■ Exercise directions
Your task is to gather the lines below that hold the string "ryczałtu".

■ Provided information
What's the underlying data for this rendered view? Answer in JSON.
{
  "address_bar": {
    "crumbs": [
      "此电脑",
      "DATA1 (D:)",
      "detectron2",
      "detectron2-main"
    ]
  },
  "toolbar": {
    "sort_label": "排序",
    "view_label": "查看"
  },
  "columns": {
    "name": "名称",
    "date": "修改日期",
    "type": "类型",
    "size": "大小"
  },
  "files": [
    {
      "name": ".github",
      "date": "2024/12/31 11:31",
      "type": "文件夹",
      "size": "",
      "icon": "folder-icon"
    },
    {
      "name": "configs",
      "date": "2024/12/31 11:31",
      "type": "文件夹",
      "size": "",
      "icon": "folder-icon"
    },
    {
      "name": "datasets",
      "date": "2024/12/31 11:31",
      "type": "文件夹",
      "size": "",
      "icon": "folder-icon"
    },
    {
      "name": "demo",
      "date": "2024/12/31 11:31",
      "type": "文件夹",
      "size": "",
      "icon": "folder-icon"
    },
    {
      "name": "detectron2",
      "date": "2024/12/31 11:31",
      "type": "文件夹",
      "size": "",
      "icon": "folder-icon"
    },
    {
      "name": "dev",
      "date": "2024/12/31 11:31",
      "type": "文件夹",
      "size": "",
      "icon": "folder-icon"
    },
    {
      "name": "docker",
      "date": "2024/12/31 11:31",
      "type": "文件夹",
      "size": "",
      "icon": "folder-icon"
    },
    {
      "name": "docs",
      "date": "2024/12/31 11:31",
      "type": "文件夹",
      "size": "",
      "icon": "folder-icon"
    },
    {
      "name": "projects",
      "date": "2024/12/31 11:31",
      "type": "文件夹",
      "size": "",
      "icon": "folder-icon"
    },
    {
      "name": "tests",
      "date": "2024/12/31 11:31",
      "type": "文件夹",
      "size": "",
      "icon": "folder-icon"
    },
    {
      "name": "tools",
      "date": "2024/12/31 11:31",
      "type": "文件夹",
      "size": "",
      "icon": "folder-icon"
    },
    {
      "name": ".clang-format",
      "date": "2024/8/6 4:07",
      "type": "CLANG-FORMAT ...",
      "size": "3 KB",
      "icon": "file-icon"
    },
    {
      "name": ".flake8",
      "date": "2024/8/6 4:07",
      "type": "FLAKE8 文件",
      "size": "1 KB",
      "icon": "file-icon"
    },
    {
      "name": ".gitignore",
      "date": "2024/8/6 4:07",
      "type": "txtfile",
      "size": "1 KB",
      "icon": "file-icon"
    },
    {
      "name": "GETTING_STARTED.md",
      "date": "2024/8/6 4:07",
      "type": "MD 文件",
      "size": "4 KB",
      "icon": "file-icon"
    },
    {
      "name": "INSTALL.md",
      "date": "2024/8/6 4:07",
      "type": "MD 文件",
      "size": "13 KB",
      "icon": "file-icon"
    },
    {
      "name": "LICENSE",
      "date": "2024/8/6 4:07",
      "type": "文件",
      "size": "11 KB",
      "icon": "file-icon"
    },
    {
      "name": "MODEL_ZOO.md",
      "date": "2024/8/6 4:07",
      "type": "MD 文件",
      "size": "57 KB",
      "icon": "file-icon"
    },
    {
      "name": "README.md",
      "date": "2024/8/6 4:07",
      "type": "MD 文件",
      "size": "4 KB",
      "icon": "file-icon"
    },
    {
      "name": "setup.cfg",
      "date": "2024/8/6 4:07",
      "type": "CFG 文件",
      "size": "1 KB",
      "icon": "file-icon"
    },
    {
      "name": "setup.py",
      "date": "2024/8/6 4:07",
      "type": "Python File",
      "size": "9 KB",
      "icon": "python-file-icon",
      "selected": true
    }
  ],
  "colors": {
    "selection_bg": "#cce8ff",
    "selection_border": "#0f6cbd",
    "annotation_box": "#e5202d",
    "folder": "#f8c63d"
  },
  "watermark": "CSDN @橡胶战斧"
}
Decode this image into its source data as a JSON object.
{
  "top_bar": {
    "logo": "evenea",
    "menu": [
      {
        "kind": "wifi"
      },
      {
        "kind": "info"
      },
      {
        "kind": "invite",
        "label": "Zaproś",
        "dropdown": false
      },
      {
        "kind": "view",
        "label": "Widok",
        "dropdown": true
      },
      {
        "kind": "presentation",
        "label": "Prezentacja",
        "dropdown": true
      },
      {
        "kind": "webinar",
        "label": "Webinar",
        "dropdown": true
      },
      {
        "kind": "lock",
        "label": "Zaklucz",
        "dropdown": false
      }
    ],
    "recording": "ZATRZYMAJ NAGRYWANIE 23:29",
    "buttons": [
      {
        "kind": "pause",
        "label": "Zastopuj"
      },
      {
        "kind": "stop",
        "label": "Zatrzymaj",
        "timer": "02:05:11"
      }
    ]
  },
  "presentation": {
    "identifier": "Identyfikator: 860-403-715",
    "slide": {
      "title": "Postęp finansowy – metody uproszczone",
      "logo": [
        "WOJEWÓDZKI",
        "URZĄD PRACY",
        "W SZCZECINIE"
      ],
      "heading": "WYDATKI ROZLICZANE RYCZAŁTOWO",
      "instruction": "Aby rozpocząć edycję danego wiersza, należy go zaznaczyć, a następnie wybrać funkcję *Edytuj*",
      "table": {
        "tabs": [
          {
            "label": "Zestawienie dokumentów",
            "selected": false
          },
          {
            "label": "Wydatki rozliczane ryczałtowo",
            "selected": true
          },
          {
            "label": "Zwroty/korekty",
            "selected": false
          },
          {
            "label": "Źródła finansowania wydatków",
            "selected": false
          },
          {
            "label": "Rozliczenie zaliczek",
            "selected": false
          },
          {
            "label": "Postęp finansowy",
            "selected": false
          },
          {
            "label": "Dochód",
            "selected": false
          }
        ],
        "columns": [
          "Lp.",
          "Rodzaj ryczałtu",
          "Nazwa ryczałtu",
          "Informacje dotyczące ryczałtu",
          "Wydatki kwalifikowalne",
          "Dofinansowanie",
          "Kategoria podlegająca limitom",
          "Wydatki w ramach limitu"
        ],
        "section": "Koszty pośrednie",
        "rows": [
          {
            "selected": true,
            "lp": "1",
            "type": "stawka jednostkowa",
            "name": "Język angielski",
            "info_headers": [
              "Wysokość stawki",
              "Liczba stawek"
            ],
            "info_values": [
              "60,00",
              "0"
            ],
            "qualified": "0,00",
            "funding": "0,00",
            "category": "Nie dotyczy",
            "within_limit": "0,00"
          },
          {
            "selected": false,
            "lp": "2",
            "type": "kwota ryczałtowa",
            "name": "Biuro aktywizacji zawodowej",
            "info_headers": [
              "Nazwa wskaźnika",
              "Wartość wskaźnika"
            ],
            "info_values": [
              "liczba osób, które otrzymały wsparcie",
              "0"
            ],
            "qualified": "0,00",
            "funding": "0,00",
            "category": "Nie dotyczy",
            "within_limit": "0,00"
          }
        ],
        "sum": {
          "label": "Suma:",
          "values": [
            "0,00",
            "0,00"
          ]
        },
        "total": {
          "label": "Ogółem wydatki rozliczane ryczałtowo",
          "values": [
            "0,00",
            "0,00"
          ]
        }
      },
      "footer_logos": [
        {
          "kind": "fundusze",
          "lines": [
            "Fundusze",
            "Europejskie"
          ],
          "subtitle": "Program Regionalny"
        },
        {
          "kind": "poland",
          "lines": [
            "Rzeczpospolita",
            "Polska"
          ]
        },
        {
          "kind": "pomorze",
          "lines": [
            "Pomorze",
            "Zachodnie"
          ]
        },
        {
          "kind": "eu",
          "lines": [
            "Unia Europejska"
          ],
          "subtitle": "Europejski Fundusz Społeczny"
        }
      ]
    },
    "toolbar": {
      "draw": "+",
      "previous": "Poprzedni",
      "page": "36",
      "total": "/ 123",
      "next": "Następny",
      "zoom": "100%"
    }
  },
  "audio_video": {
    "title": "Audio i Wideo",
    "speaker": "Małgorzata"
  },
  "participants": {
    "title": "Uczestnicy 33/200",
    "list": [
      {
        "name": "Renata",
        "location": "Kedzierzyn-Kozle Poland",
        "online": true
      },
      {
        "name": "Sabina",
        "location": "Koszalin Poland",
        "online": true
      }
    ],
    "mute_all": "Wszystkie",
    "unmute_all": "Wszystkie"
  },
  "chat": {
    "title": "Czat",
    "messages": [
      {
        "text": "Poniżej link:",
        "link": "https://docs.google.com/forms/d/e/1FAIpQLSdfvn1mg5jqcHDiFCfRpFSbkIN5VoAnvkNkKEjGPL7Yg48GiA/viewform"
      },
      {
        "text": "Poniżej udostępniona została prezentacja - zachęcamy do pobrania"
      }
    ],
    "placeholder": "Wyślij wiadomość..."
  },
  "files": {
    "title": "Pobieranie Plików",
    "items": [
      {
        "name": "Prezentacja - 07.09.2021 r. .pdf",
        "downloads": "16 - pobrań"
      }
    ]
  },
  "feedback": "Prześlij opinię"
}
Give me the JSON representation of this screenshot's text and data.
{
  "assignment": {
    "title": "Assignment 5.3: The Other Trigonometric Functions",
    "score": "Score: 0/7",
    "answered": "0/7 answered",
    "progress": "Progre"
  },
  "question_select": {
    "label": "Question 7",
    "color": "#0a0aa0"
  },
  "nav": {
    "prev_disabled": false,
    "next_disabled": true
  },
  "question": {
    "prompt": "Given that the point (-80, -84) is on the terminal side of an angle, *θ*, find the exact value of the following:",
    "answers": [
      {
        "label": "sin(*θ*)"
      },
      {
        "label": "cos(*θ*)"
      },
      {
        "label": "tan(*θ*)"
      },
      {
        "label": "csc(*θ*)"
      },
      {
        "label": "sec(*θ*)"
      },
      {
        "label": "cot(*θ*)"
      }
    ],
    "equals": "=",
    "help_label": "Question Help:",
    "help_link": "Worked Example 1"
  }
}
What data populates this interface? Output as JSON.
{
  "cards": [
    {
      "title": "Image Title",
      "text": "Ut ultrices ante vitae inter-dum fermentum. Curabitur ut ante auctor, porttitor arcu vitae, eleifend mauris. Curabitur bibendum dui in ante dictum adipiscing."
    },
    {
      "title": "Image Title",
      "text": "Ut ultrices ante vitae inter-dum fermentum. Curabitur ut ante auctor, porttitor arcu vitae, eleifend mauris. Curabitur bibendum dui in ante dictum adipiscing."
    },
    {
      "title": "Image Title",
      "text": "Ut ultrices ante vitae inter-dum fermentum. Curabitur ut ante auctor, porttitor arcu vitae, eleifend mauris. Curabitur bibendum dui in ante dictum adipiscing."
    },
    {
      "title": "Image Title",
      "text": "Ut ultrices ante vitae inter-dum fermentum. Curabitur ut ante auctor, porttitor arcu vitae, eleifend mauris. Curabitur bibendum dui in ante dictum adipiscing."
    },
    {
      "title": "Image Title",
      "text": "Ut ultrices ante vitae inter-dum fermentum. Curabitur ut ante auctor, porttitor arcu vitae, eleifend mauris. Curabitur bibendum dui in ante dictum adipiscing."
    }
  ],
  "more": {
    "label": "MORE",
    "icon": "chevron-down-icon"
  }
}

■ Exercise solution
          "Rodzaj ryczałtu",
          "Nazwa ryczałtu",
          "Informacje dotyczące ryczałtu",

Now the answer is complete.